Most likely mail to Dell is aggregated at a postal facility where an employee goes daily, or more often. He or she picks up a truckload of mail, some of which consist of letters and packages requiring signatures, and the employee signs. Then the mail goes to a central sorting facility where Dell employees divide it up. In that mail will be any number of letters to Mr. Dell, and neither Mr. Dell nor a "trusted aid" will touch that mail until some lower level employee decides, based upon instructions, where to send it. Mail to Mr. Dell complaining about a defective product will go to someone in that product group to handle. Yours will not be the only letter that day to Mr. Dell complaining about his products or employees. So if your goal is to bring to Mr. Dell's attention what you think are egregious actions by his employees, as most of the folks here have noted, and I now join, my best guess is that you will fail. Perhaps writing to Mr. Dell and sending the letter registered, return receipt, will provide psychic satisfaction to you. Maybe your letter will be sent to some executive assistant who solves problems. Maybe they look up your service tag and decide they've done all they feel like doing.

If your goal is to get your computer fixed or replaced, the folks here have provided good advice that seems to work.

A couple of years ago I had a Dell computer with a design defect. (You appear to have a computer with a sample defect.) I also had paid for on site service.
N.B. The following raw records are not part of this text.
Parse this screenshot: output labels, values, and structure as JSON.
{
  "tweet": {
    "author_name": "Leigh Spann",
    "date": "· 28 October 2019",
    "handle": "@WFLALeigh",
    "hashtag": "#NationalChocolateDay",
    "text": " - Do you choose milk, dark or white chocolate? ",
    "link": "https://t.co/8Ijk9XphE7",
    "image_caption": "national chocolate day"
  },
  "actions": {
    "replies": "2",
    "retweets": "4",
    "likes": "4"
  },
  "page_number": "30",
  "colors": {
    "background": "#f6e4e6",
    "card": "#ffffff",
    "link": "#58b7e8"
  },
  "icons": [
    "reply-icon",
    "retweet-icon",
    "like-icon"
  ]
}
Dell's solution to my troubles was to replace the motherboard, twice, which would not cure the design defect which was documented in the Dell knowledge database. Dell's tech's were worthless because (a) they typically just look at the same info I have, and (b) they can't redesign the computer to solve the problem. So i sympathize with your frustration. (Dell ultimately redesigned that series and solved the problem. I'm as frustrated as you that I seem to forever be a Beta tester at my expense for the computer industry.)

But you need to decide what your goal is. Is it to vent, or is it to get the computer fixed?